Interface dataset entries:
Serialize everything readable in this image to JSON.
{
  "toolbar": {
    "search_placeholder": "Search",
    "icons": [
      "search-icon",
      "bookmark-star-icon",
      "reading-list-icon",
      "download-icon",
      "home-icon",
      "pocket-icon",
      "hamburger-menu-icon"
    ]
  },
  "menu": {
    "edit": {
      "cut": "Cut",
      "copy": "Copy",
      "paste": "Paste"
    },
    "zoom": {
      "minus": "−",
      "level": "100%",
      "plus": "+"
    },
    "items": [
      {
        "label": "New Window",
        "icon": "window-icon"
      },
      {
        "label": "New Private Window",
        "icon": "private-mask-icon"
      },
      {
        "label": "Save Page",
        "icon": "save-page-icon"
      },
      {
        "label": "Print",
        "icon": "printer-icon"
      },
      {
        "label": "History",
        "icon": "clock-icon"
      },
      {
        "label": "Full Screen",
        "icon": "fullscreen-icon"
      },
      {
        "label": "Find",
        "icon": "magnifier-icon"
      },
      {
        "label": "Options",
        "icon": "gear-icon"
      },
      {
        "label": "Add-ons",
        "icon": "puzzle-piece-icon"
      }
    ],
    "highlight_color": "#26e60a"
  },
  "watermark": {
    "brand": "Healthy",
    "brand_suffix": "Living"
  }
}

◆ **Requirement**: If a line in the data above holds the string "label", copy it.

◆ **Response below**:
        "label": "New Window",
        "label": "New Private Window",
        "label": "Save Page",
        "label": "Print",
        "label": "History",
        "label": "Full Screen",
        "label": "Find",
        "label": "Options",
        "label": "Add-ons",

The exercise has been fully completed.